Part II:  Court Appearance

Monday, March 3, 2014

Politics of the Olympic Games

Every four years, nations come together to compete against each other under a banner of global harmony and awareness. Traditionally, in that spirit, there is not to be political displays or statements; typically, there consistently has been such activity. To begin with, nations compete under the flag of their respective country. That alone is a political statement, engendering all notions and connotations about them. If the Olympics Games were truly meant as an apolitical event, athletes would simply compete under the International Olympic Committee (I.O.C.) flag. Instead, there is always the prideful underlying “Us vs. Them” attitude:  in 1936, it was All-American Jesse Owens against Adolph Hitler’s Nazi Germany; in 2014, the poster boy would be All-American T.J. Oshie versus Vladimir Putin’s Russia. Of course, both Owens and Oshie would humbly deny their role as geopolitical pawns, but it is present.

Then there was the issue of gay rights and Russia’s anti-gay laws even before the games began in Sochi, Russia. Many nations, including the United States, put forth stern public condemnations and sent representative delegations to underscore the issue.
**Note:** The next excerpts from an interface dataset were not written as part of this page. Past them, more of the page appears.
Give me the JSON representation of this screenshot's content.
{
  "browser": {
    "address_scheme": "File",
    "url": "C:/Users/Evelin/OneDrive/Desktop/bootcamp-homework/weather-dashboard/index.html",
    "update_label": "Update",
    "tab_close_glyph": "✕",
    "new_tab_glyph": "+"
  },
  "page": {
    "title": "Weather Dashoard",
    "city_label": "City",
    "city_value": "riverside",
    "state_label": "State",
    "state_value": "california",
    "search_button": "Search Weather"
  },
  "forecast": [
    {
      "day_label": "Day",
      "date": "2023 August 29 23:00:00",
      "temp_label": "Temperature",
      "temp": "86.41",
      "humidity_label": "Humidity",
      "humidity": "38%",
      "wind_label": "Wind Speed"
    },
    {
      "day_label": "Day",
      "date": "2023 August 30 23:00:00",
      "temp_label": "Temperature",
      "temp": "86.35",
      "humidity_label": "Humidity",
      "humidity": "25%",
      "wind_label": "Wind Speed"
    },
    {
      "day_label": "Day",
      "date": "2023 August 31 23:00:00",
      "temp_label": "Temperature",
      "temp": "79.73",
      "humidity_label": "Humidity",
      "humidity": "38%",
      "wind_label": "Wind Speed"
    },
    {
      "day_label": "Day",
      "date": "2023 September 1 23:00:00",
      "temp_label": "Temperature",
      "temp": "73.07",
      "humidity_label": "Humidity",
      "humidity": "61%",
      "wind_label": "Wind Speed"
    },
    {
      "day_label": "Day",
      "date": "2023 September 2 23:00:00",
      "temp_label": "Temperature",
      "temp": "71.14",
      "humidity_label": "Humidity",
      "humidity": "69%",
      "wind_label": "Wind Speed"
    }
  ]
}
Not a political statement? Baloney. From Hitler to Tommie Smith and John Carlos, many world leaders, politicians and athletes have used the Olympic Games as a platform for advancing both domestic and international issues and agendas.
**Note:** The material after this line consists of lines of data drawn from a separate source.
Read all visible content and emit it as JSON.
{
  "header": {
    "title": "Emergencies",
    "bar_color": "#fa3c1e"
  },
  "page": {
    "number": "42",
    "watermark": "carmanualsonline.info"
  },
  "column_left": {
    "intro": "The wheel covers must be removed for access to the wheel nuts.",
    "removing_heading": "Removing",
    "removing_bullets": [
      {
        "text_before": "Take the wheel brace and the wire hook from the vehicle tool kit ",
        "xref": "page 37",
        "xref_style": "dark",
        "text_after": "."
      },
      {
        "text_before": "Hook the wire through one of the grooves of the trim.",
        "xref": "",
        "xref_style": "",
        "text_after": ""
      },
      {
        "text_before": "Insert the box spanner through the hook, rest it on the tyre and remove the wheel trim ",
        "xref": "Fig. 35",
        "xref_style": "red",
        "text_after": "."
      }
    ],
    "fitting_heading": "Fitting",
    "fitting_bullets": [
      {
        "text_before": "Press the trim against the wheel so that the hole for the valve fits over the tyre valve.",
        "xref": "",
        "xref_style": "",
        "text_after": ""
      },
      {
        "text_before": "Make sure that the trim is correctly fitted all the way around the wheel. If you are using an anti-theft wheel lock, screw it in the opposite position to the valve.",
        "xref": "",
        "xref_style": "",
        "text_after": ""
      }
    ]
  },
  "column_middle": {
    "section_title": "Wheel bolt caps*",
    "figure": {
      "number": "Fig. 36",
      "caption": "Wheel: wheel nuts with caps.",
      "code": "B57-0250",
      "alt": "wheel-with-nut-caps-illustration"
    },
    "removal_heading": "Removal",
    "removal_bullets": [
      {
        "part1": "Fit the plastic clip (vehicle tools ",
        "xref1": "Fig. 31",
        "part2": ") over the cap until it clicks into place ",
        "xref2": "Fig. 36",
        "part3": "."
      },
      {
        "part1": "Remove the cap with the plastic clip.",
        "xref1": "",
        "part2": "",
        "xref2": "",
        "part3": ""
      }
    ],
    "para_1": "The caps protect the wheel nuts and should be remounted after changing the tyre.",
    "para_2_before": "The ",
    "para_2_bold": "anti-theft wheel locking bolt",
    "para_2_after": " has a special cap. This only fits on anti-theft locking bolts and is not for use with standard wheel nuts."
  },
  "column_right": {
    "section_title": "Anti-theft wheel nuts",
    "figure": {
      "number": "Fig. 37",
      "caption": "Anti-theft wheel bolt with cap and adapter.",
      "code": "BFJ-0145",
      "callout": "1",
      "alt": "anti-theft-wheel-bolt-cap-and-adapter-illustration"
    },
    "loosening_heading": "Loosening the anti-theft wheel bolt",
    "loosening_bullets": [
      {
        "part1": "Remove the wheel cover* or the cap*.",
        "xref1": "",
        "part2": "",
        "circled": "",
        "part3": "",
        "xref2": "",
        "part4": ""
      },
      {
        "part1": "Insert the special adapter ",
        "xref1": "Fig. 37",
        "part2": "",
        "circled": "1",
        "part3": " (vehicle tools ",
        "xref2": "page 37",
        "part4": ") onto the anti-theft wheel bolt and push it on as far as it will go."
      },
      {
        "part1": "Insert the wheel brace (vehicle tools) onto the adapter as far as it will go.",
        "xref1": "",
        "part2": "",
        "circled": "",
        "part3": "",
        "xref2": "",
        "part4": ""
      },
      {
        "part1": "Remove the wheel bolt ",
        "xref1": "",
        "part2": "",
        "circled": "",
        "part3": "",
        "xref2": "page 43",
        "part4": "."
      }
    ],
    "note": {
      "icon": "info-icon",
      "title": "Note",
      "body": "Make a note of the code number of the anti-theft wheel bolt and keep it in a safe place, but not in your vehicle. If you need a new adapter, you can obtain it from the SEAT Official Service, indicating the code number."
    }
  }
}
Putin used the games to highlight, rightly so, a glorious Russian history – absent any references to the atrocities of its past under czars and communists alike. On the international stage, what country would not do the same? Every nation, including the United States, has idealized its own history to paint a rose-colored version for future generations. (After all, the U.S. has witnessed Gone With the Wind winning an Oscar in 1940 to 12 Years A Slave winning in 2014; not only is it telling in terms of the betterment of race relations, but more importantly the changing discussion of slavery 75 and 149 years, respectively, after the American Civil War ended.) For Putin, the games were a two-fold chance to boast both to his fellow citizens and the international community, providing a picture of strength and unity against those who would challenge a modernized Russia.

Now with events unfolding in Crimea and Ukraine, the political reality is even starker. A hamstrung N.A.T.O. vs. a resurgent “Warsaw Pact,” with a naïve former community organizer poised against a calculating former KGB agent. Hollow ultimatums and empty threats from President Barack “1980s want their foreign policy back” Obama do not concern President Vladimir “only a strong Russia” Putin. Putin sees a weakened and retreating United States – in no small measure thanks to the failed domestic and foreign policies of the Obama Administration, which has further tanked the economy, gutted military/defense and infuriated allies while appeasing enemies – a European Union in disarray and a N.A.T.O. organization unable to respond without full-fledged support and sustainment from the two. Putin is playing a real-life game of Risk, and so far he has the upper hand in a bold move to test it.

President Obama’s Foreign Policy Is Based On Fantasy (Washington Post)

Why Putin Plays Our Presidents for Fools (National Journal)

Putin's Playbook: The Strategy Behind Russia's Takeover of Crimea (The Atlantic)

Years before the latest Olympic Games and the current crisis, Putin began putting the pawns into place for this scenario. During his first tenure as president, he successfully led the lobbying of the I.O.C. for hosting the Sochi games to put Russia in the spotlight, while re-igniting and asserting the flame of Russian influence throughout its surrounding regions and in the international community. Now, we are witnessing the outcome of that calculating organization, as world leaders attempting to futilely project a position of strength and authority over him play catch-up in their naivety and short-sightedness. No politics in the Olympics? Hardly.

©2014 Steve Sagarra